--- EXTRACTED RECORDS ---

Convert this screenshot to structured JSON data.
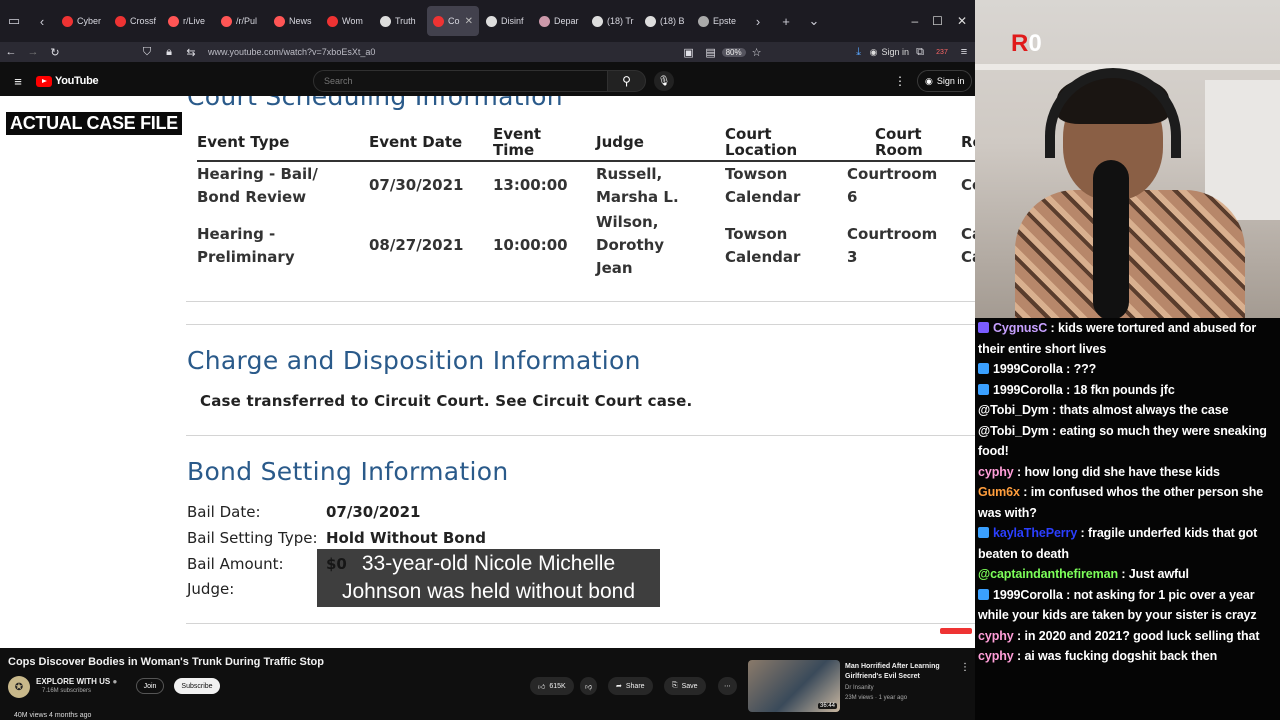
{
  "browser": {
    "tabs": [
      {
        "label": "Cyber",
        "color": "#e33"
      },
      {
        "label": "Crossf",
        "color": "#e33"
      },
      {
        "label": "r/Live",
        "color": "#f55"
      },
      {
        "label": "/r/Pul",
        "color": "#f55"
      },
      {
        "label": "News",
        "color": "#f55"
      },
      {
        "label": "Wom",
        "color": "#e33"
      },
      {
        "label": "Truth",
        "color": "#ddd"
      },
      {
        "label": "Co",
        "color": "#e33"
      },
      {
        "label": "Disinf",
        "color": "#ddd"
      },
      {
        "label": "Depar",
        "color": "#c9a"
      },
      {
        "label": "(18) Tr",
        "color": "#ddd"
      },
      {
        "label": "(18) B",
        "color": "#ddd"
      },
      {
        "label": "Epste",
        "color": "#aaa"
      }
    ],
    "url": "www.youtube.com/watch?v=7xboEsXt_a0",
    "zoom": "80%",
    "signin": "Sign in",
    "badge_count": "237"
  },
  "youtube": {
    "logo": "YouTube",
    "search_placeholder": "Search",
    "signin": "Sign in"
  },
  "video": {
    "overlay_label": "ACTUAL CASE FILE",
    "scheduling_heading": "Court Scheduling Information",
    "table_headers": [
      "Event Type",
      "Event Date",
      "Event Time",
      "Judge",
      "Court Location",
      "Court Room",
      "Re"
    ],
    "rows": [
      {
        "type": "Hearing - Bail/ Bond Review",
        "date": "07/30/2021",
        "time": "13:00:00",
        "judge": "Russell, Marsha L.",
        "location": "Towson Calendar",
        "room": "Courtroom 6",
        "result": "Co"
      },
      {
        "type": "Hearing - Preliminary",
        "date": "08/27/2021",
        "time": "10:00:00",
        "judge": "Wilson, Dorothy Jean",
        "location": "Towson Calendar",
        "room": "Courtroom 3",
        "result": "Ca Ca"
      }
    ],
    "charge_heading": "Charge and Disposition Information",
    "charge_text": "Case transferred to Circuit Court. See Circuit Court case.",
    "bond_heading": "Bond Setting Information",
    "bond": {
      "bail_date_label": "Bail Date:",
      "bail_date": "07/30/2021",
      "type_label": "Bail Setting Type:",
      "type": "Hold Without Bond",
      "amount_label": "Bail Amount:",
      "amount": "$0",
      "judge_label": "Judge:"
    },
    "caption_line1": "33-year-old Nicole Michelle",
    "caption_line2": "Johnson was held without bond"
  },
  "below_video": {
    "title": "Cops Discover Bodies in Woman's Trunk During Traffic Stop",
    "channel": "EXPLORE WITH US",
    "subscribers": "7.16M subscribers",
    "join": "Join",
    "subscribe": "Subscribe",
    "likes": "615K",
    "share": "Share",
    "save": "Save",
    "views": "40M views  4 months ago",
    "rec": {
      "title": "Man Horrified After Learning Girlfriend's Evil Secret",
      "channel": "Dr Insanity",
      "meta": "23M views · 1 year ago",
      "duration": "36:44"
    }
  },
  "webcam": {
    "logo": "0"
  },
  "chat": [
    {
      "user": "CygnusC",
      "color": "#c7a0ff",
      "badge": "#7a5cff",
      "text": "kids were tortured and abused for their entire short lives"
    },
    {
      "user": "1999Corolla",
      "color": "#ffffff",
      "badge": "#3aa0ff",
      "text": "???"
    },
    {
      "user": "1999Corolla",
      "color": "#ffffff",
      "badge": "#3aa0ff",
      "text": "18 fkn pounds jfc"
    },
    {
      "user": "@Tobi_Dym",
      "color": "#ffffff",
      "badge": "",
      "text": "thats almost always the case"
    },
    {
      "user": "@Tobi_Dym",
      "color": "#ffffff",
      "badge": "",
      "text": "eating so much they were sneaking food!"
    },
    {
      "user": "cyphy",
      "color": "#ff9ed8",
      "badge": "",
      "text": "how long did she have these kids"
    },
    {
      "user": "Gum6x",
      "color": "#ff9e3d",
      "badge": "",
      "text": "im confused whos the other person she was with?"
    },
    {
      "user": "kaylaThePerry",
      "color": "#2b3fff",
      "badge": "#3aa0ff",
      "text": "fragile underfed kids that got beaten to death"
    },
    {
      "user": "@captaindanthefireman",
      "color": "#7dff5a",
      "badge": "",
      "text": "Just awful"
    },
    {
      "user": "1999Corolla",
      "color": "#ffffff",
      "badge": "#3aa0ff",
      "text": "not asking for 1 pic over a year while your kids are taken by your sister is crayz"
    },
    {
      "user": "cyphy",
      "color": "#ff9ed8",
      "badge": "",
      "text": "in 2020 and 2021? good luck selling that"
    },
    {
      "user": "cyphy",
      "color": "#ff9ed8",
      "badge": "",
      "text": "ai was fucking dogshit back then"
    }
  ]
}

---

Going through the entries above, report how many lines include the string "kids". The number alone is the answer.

◆ RESULT OF THE EXERCISE ◆
4